The review also noted the report, called Monitoring the Quantity of Water Flowing Through the Upper Mekong Basin Under Natural (Unimpeded Conditions), was not complied by any authorized academic institution, and was not published by any official or peer-reviewed publication.

Moreover, Chinese researchers found the original report's use of humidity as a representation for water flow was academically problematic. There may be a correlation between the data of station water level quoted by the original report's author and the watershed moisture age, but this correlation is not necessarily causal, so the correlation may be unstable.

Chinese reviewers suggest the water levels at the sites US observers tested may be correlated with local catchment levels, and not necessarily cause-and-effect.

Graphics: GT

This was not the first time Western scholars attacked China's role and infrastructures' impact on LMRB countries.

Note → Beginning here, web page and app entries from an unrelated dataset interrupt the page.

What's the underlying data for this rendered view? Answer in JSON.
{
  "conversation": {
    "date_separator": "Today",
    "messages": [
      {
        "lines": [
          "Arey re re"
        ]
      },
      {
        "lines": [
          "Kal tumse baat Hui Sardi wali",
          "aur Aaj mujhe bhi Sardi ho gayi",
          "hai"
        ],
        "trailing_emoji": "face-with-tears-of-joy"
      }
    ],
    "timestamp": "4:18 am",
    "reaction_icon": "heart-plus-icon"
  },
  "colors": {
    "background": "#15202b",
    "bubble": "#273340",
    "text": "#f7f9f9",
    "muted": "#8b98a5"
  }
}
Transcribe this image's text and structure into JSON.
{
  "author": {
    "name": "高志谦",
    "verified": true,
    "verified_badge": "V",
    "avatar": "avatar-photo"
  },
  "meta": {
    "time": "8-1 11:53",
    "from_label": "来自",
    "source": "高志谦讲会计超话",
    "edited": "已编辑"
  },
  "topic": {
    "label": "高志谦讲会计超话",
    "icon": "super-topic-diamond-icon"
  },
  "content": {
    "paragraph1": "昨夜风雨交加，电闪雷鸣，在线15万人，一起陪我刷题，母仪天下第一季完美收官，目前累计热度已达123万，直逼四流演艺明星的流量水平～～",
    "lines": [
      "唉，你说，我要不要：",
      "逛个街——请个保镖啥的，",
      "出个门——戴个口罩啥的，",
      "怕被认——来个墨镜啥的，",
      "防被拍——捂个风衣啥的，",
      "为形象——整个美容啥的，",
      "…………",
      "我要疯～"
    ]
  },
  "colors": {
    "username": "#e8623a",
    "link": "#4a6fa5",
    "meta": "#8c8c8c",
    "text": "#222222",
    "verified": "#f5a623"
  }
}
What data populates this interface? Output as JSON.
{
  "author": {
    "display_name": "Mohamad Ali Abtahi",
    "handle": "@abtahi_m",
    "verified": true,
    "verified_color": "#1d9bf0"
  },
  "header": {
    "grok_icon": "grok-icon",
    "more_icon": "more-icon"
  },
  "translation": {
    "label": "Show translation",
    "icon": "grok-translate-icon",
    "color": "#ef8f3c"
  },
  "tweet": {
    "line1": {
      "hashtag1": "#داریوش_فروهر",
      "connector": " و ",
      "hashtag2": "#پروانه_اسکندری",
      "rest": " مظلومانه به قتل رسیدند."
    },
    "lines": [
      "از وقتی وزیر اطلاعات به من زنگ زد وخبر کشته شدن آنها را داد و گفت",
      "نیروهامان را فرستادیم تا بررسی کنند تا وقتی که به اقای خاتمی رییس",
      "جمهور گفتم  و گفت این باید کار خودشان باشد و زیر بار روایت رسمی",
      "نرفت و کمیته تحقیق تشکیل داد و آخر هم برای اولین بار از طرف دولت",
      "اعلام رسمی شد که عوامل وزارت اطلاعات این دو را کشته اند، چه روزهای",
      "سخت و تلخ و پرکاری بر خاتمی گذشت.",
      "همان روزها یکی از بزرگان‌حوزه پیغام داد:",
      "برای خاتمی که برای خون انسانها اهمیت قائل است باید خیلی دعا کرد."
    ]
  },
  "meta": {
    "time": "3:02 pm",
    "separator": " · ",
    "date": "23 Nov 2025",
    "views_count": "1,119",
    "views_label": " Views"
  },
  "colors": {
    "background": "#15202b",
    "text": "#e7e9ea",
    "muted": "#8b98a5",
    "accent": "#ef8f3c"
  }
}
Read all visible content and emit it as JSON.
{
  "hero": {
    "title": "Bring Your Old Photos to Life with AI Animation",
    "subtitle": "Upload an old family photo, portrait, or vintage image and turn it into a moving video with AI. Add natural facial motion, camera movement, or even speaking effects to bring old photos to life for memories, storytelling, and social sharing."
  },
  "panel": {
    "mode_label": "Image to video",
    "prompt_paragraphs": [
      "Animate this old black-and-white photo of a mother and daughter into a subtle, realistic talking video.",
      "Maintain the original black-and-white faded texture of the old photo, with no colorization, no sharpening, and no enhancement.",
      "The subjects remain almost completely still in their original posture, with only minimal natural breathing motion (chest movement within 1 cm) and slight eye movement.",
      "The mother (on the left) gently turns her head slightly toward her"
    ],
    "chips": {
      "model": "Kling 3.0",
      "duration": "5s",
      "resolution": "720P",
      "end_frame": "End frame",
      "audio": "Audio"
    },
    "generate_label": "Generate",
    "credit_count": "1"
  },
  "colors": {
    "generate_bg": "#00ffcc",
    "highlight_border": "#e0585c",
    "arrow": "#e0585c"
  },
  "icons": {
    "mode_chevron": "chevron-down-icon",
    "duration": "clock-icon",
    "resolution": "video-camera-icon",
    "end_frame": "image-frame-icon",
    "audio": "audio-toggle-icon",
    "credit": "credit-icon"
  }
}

In 2017, Brian Eyler, a Senior Fellow and Director of Stimson's Southeast Asia program - a Washington-based think tank - in his book Last Days of the Mighty Mekong (Asian Arguments), arbitrarily blamed China's hydropower development for a plethora of issues along the Mekong River ranging from the loss of grapes to the loss of tourists,  and from villagers' dissatisfaction with relocation compensation to drought, unstable water supply and garbage accumulation.

But in fact, these conclusions based on partial evidence and unreliable analytical methods show how some Western institutions and media deliberately conceal and deny China's efforts to allocate water resources to downstream countries.

A strong El Niño in 2016 caused a once-in-a-century drought in the Mekong Delta in southern Vietnam, threatening 30 percent of the 1.15 million hectares of winter and spring crops. In response to a request from the Vietnamese government to increase the flow of water downstream to alleviate the drought, China's Jinghong hydropower station at Lancang River immediately released water to downstream countries.

Chinese stations along the Lancang River provided 2.7 billion cubic meters of water downstream in 2016, largely alleviating the serious drought.